* _Work order_
Scan the listing below for the word "this", then copy each line that has it.
==== Information provided ====
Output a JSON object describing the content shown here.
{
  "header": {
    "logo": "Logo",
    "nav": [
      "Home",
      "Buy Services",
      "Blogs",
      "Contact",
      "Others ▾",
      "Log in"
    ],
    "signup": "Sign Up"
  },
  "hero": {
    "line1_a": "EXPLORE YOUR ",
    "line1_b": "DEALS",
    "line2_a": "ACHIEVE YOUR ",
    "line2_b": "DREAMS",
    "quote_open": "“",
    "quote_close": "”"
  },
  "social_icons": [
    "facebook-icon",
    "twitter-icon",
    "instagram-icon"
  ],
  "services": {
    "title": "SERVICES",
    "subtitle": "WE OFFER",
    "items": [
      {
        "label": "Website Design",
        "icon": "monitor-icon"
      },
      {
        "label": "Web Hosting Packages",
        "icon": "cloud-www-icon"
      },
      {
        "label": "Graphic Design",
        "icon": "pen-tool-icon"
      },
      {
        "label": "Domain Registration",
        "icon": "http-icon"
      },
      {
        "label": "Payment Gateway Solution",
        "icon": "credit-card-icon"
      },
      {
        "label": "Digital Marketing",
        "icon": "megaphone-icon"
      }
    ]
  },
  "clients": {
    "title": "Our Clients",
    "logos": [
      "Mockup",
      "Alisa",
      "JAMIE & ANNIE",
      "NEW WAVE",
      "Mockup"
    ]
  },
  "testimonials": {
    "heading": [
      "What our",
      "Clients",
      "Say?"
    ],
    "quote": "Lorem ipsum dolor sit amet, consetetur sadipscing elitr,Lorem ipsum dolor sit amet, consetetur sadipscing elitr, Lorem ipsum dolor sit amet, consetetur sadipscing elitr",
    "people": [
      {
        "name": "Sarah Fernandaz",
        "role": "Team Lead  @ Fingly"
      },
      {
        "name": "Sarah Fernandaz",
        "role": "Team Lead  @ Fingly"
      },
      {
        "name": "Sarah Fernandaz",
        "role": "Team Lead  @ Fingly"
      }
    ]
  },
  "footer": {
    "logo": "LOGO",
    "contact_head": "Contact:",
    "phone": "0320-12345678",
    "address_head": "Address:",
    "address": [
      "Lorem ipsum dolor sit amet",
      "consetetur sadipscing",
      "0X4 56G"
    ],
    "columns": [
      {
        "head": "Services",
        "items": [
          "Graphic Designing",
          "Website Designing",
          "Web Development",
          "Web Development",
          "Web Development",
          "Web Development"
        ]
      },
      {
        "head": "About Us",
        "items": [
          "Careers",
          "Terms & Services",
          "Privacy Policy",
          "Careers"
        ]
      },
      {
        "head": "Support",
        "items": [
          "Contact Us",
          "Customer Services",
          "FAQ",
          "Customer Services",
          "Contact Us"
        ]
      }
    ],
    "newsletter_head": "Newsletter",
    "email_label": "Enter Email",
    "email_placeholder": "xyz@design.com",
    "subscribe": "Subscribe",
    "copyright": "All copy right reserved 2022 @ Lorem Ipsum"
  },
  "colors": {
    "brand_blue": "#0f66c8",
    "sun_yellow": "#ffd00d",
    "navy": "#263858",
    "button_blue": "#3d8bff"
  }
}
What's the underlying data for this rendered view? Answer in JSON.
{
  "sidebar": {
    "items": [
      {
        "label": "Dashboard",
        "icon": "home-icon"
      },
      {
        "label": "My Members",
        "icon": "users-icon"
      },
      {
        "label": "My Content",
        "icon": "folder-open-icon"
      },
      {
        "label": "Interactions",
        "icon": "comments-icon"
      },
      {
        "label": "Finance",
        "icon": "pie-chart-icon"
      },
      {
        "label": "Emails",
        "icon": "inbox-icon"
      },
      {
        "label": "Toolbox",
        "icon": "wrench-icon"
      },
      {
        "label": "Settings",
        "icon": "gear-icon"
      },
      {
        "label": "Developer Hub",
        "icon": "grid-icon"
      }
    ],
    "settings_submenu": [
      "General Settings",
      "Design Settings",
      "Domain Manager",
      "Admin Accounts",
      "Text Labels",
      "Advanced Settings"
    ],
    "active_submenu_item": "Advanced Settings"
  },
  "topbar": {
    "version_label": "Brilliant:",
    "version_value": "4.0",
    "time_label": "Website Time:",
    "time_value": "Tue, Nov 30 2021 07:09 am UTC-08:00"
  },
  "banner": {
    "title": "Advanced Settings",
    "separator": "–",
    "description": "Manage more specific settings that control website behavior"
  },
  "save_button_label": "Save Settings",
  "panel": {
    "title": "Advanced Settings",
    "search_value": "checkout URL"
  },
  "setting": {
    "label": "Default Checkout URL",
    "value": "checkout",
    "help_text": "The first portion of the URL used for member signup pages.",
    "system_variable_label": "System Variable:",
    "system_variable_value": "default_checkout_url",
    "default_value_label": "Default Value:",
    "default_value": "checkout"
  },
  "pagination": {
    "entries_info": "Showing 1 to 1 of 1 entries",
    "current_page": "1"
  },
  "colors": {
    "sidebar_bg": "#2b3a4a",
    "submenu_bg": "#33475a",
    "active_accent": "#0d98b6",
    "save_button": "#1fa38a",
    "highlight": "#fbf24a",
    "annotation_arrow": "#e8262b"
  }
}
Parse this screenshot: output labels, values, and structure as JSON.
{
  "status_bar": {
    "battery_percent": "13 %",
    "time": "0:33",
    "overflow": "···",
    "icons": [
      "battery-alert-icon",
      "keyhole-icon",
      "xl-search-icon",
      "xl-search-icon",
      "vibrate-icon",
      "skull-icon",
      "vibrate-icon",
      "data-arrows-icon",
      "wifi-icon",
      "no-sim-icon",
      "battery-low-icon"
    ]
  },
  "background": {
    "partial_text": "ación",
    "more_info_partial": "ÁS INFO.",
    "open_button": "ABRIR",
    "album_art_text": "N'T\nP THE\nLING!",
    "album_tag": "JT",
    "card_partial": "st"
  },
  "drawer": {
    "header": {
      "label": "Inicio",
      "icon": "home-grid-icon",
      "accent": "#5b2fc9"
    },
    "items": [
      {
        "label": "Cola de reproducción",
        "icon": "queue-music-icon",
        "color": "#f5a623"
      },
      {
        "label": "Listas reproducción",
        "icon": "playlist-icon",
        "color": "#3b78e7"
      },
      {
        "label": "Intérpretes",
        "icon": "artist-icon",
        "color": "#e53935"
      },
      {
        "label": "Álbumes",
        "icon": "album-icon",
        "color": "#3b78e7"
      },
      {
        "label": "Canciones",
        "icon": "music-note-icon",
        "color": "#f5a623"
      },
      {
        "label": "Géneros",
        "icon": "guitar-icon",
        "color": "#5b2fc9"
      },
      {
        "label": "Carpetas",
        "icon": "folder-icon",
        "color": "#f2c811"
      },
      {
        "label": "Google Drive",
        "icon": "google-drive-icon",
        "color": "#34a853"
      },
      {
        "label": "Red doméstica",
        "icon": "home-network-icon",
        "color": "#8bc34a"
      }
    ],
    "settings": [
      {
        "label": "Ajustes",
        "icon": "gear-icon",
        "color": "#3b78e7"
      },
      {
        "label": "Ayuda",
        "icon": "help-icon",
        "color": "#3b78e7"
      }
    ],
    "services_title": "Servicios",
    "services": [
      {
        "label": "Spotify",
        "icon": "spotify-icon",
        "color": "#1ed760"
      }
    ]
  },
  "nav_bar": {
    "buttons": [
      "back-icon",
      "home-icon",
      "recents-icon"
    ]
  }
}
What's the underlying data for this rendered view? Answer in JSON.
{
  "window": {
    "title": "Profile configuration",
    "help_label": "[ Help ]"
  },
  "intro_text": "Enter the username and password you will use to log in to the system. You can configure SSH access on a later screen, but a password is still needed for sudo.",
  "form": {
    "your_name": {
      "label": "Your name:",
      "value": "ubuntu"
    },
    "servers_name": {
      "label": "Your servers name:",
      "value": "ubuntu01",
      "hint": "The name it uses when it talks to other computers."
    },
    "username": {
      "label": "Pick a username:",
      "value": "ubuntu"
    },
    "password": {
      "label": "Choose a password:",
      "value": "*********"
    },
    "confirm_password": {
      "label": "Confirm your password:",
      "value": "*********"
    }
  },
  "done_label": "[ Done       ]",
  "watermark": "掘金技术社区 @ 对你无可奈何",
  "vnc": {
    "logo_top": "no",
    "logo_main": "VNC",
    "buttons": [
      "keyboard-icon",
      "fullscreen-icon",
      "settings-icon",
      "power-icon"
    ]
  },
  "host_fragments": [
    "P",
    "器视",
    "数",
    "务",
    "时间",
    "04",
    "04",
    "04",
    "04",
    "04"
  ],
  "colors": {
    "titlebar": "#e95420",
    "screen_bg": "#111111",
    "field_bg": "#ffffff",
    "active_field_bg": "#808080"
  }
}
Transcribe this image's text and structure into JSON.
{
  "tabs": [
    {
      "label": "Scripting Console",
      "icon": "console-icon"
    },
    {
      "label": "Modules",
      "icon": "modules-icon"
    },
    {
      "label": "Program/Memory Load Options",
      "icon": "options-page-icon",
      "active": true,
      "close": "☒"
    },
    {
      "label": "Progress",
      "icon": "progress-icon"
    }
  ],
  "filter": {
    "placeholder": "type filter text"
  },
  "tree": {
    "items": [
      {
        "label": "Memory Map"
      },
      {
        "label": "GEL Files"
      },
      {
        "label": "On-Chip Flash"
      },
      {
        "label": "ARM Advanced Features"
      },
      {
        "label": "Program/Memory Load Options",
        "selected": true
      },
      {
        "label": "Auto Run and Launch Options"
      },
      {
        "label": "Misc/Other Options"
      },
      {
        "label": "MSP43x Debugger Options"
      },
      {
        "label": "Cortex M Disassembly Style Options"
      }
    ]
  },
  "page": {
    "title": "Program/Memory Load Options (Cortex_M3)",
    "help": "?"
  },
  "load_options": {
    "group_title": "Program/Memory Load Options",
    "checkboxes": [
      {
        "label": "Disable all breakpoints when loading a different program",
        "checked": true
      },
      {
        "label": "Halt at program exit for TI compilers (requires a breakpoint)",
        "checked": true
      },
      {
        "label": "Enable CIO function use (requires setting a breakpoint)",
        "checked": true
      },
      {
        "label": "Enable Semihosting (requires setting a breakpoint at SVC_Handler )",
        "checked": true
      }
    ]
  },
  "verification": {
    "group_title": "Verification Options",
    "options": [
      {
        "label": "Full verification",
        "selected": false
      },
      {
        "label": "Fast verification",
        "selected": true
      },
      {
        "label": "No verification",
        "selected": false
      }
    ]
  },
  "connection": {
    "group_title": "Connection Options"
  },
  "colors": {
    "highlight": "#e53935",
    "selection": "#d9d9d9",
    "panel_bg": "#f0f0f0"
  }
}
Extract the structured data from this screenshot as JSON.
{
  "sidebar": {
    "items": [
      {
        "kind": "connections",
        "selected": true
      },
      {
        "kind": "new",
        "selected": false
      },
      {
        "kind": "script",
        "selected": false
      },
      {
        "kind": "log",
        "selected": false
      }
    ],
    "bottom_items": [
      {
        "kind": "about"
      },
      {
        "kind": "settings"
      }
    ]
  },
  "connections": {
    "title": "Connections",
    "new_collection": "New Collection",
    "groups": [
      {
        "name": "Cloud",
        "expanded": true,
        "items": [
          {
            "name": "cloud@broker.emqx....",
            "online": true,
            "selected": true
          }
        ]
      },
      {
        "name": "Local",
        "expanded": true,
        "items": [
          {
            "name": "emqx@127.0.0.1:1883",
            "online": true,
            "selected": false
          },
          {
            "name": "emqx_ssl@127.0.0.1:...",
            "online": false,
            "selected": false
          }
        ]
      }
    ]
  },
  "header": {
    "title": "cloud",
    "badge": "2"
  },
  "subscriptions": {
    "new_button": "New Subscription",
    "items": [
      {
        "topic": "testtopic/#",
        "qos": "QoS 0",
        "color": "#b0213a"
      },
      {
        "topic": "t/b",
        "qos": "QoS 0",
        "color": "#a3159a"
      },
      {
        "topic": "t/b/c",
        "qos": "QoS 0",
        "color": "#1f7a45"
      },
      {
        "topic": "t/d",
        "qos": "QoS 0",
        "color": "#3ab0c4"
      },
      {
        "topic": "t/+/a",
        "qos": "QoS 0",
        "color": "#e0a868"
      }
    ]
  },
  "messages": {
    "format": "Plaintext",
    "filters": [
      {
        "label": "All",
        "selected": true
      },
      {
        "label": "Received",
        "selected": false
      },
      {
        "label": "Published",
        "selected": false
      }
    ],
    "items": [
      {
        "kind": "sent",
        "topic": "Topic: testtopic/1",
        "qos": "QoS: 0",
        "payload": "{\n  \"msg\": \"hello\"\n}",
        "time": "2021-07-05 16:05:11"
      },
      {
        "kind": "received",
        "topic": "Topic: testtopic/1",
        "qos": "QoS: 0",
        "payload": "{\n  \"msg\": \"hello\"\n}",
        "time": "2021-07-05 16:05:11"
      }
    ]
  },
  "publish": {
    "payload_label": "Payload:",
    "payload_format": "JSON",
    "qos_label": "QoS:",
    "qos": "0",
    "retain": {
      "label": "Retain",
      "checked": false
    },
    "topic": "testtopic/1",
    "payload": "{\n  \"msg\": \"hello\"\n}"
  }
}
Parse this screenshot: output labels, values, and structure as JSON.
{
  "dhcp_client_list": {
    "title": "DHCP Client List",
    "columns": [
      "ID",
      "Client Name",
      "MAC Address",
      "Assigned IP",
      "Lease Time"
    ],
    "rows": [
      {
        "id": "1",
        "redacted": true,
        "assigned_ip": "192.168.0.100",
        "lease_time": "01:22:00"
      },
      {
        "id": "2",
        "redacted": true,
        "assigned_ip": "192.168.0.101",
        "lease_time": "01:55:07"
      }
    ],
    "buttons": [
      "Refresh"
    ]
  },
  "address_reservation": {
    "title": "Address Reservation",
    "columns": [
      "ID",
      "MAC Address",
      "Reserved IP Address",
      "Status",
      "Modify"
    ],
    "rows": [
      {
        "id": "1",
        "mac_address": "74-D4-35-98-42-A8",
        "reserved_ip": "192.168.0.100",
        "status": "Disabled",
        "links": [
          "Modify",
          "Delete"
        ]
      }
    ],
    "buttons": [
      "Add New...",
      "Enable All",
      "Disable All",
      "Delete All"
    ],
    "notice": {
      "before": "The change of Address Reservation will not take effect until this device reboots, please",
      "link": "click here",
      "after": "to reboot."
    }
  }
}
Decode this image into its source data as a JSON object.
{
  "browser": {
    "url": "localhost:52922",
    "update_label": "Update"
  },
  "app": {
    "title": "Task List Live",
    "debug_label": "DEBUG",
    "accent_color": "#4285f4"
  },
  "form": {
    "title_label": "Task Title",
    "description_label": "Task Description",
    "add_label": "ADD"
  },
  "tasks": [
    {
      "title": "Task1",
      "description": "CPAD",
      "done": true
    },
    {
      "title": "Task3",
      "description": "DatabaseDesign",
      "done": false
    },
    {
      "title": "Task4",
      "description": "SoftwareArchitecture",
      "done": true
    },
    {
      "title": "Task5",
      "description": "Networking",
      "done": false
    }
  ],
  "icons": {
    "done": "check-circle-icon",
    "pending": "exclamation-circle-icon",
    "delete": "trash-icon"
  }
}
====
* _Completed task_
What's the underlying data for this rendered view? Answer in JSON.
Parse this screenshot: output labels, values, and structure as JSON.
What's the underlying data for this rendered view? Answer in JSON.
Transcribe this image's text and structure into JSON.
Extract the structured data from this screenshot as JSON.
Parse this screenshot: output labels, values, and structure as JSON.
      "before": "The change of Address Reservation will not take effect until this device reboots, please",
Decode this image into its source data as a JSON object.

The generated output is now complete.